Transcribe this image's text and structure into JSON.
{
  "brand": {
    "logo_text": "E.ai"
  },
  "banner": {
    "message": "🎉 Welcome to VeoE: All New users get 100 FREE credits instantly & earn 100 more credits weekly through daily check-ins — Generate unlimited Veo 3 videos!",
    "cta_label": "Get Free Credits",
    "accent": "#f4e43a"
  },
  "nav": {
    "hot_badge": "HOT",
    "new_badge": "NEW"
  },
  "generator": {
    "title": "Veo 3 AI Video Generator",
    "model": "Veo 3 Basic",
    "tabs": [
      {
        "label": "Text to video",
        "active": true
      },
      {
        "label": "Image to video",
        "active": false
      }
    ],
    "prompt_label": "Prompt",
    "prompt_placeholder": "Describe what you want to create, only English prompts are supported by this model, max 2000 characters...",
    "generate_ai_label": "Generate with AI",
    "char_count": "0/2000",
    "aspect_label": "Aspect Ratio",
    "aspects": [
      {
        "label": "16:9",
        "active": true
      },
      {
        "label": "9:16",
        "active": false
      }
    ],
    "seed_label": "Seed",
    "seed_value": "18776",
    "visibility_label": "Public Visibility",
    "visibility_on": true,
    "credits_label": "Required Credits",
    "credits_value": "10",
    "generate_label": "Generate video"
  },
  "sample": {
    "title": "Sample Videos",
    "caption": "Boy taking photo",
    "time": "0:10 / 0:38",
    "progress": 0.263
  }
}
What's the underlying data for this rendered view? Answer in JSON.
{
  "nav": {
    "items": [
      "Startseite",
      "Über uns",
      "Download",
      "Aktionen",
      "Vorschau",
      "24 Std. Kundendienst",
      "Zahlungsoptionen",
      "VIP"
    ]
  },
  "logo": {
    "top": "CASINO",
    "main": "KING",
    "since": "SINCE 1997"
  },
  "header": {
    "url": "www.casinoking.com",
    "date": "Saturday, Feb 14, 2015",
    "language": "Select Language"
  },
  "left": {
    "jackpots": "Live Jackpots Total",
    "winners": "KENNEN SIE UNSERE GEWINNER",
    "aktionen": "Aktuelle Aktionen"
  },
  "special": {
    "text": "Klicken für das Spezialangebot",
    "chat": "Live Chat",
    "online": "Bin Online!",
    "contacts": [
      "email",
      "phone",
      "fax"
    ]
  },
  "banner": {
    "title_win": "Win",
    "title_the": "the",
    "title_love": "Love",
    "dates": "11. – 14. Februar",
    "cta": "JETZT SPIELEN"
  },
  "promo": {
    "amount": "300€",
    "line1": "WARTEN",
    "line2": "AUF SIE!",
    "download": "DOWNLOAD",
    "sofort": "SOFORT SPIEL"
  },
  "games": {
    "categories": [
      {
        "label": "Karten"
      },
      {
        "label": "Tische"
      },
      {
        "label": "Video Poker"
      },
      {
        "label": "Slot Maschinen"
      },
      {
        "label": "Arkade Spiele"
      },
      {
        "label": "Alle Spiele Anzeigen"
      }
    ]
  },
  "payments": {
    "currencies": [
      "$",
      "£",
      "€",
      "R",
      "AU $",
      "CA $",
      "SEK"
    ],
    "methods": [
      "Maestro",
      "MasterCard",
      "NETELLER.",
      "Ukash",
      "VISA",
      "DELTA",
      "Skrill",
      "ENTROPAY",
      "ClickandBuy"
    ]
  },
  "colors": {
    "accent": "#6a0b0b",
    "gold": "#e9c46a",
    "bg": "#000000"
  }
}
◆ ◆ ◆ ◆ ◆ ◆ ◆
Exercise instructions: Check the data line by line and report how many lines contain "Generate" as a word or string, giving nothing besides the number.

Solution below: 3